Research of Prof. Matt Hertenstein Featured in Pittsburgh Tribune-Review
March 20, 2011
March 20, 2011, Greencastle, Ind. — "Want to know if your marriage will last?" asks today's Pittsburgh Tribune-Review. "A clue may lie in the way you smile in your grade school photo. In 2009, researchers at DePauw University in Indiana conducted two studies that showed the intensity of one's smile could forecast whether or not they got divorced."
The research project -- which was led by Matt Hertenstein, associate professor of psychology at DePauw and received worldwide attention two years ago -- is cited in a story examining "unusual predictors."
"The degree to which people smile in photographs predicts whether or not they'll stay married," Dr. Hertenstein tells the newspaper.
William Loeffler writes, "One study examined photos of children whose average age was 10. Another looked at photos in a college yearbooks. In both cases, the people with the brighter, more intense smiles were more likely to stay together. The bottom 10 percent of the 'smilers' in the college sample, or those with the least intense smiles, were five times more likely to obtain a divorce, compared to those who smiled the most, Hertenstein says. One theory is that a big smile indicates a healthy emotional disposition, one of the essentials to staying married, he says. Another is that people who smile are sociable and tend to attract others like them."
According the professor, "A person's smile in a photograph is not their marital destiny ... (One) must always keep in mind that we're talking about averages and groups of people and general trends that the data tells us. I'm confident in the fact that smiles correlate with life outcomes, one of which is divorce."
You'll find the complete article, "Freaky forecasts: You might be surprised by indicators used in predictions," at the Tribune-Review's website.
The study by Dr. Hertenstein and DePauw students was first published in the journal Motivation and Emotion. Coverage began in British media outlets, and spread to United Press International, Yahoo! and a piece which aired April 16, 2009 on NBC's Today.

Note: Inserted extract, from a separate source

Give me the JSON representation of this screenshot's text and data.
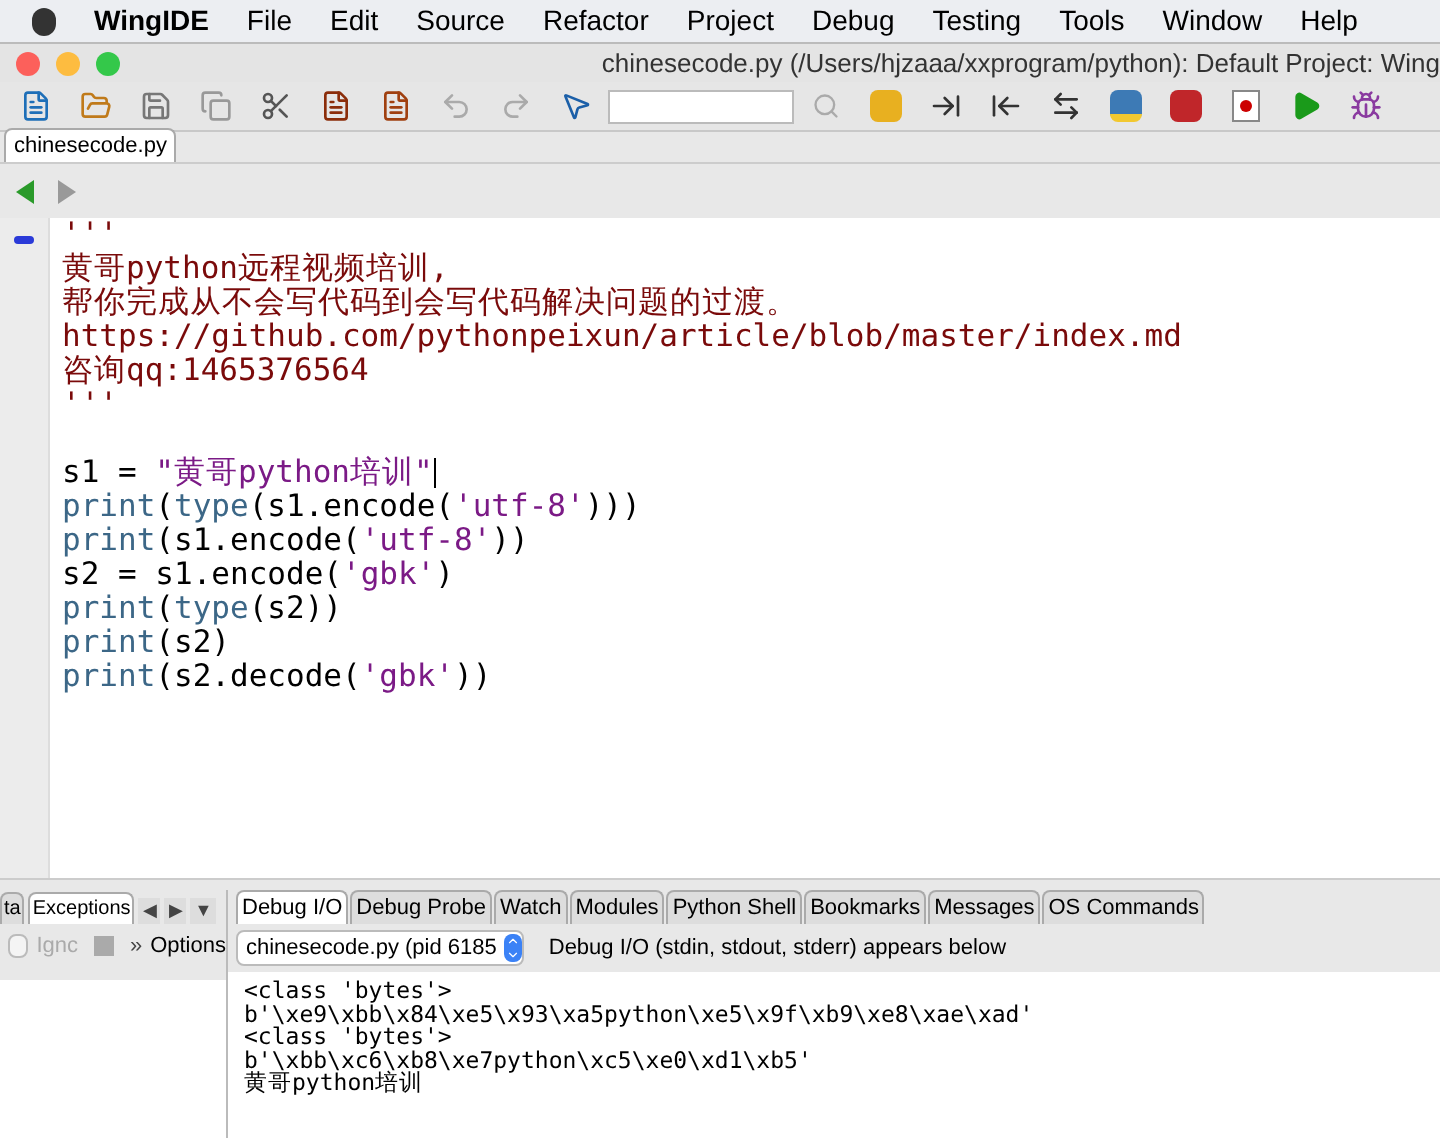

The research was included in the New York Times Magazine's "Ninth Annual Year in Ideas" and was cited by India Today, New Scientist and British Columbia's Province.
Visit Hertenstein's Emotion Lab online by clicking here.
Source: Pittsburgh Tribune-ReviewBack